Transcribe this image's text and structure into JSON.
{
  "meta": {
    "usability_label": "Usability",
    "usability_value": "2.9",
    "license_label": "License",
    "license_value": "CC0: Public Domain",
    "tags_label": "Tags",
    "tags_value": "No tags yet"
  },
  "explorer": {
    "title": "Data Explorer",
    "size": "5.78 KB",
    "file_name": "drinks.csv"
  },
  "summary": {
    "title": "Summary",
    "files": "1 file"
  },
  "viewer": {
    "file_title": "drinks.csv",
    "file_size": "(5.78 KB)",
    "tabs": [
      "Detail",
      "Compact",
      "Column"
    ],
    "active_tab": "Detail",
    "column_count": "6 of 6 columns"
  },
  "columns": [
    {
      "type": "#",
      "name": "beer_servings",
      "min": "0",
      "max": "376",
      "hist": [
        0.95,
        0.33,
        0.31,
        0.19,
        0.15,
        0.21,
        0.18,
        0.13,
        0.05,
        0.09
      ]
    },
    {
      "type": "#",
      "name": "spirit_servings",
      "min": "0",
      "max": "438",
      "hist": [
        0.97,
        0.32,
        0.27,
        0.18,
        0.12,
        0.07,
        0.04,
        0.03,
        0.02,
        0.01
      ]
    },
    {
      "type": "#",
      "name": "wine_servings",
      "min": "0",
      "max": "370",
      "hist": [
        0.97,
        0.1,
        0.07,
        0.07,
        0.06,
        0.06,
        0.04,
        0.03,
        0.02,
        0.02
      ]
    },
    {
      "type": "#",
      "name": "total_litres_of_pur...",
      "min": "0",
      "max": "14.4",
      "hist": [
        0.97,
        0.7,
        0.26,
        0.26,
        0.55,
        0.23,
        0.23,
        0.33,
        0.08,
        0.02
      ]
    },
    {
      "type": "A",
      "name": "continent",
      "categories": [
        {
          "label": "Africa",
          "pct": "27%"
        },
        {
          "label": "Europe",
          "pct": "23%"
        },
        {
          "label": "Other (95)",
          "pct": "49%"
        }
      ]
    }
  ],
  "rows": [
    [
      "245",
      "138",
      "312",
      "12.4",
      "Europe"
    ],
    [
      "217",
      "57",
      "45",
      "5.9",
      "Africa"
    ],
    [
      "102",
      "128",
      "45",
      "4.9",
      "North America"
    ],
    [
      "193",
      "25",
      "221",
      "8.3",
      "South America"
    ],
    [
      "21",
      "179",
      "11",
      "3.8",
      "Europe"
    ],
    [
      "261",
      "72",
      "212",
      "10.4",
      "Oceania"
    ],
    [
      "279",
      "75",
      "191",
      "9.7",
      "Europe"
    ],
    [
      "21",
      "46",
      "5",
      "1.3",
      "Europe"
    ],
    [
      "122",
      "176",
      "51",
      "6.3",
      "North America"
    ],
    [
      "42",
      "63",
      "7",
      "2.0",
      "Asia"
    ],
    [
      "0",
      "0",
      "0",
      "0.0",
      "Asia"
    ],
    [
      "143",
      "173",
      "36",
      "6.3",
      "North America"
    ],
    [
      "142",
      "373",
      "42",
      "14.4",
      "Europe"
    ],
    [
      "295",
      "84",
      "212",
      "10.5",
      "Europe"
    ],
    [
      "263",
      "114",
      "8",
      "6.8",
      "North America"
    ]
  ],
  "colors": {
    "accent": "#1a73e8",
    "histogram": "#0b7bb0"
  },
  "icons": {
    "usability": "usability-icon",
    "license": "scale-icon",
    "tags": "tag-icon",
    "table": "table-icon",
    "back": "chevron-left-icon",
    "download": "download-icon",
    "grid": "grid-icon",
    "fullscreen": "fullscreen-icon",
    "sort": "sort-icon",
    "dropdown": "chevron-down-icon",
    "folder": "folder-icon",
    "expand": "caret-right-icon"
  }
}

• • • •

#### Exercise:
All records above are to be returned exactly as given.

#### Answer space:
Transcribe this image's text and structure into JSON.
{
  "meta": {
    "usability_label": "Usability",
    "usability_value": "2.9",
    "license_label": "License",
    "license_value": "CC0: Public Domain",
    "tags_label": "Tags",
    "tags_value": "No tags yet"
  },
  "explorer": {
    "title": "Data Explorer",
    "size": "5.78 KB",
    "file_name": "drinks.csv"
  },
  "summary": {
    "title": "Summary",
    "files": "1 file"
  },
  "viewer": {
    "file_title": "drinks.csv",
    "file_size": "(5.78 KB)",
    "tabs": [
      "Detail",
      "Compact",
      "Column"
    ],
    "active_tab": "Detail",
    "column_count": "6 of 6 columns"
  },
  "columns": [
    {
      "type": "#",
      "name": "beer_servings",
      "min": "0",
      "max": "376",
      "hist": [
        0.95,
        0.33,
        0.31,
        0.19,
        0.15,
        0.21,
        0.18,
        0.13,
        0.05,
        0.09
      ]
    },
    {
      "type": "#",
      "name": "spirit_servings",
      "min": "0",
      "max": "438",
      "hist": [
        0.97,
        0.32,
        0.27,
        0.18,
        0.12,
        0.07,
        0.04,
        0.03,
        0.02,
        0.01
      ]
    },
    {
      "type": "#",
      "name": "wine_servings",
      "min": "0",
      "max": "370",
      "hist": [
        0.97,
        0.1,
        0.07,
        0.07,
        0.06,
        0.06,
        0.04,
        0.03,
        0.02,
        0.02
      ]
    },
    {
      "type": "#",
      "name": "total_litres_of_pur...",
      "min": "0",
      "max": "14.4",
      "hist": [
        0.97,
        0.7,
        0.26,
        0.26,
        0.55,
        0.23,
        0.23,
        0.33,
        0.08,
        0.02
      ]
    },
    {
      "type": "A",
      "name": "continent",
      "categories": [
        {
          "label": "Africa",
          "pct": "27%"
        },
        {
          "label": "Europe",
          "pct": "23%"
        },
        {
          "label": "Other (95)",
          "pct": "49%"
        }
      ]
    }
  ],
  "rows": [
    [
      "245",
      "138",
      "312",
      "12.4",
      "Europe"
    ],
    [
      "217",
      "57",
      "45",
      "5.9",
      "Africa"
    ],
    [
      "102",
      "128",
      "45",
      "4.9",
      "North America"
    ],
    [
      "193",
      "25",
      "221",
      "8.3",
      "South America"
    ],
    [
      "21",
      "179",
      "11",
      "3.8",
      "Europe"
    ],
    [
      "261",
      "72",
      "212",
      "10.4",
      "Oceania"
    ],
    [
      "279",
      "75",
      "191",
      "9.7",
      "Europe"
    ],
    [
      "21",
      "46",
      "5",
      "1.3",
      "Europe"
    ],
    [
      "122",
      "176",
      "51",
      "6.3",
      "North America"
    ],
    [
      "42",
      "63",
      "7",
      "2.0",
      "Asia"
    ],
    [
      "0",
      "0",
      "0",
      "0.0",
      "Asia"
    ],
    [
      "143",
      "173",
      "36",
      "6.3",
      "North America"
    ],
    [
      "142",
      "373",
      "42",
      "14.4",
      "Europe"
    ],
    [
      "295",
      "84",
      "212",
      "10.5",
      "Europe"
    ],
    [
      "263",
      "114",
      "8",
      "6.8",
      "North America"
    ]
  ],
  "colors": {
    "accent": "#1a73e8",
    "histogram": "#0b7bb0"
  },
  "icons": {
    "usability": "usability-icon",
    "license": "scale-icon",
    "tags": "tag-icon",
    "table": "table-icon",
    "back": "chevron-left-icon",
    "download": "download-icon",
    "grid": "grid-icon",
    "fullscreen": "fullscreen-icon",
    "sort": "sort-icon",
    "dropdown": "chevron-down-icon",
    "folder": "folder-icon",
    "expand": "caret-right-icon"
  }
}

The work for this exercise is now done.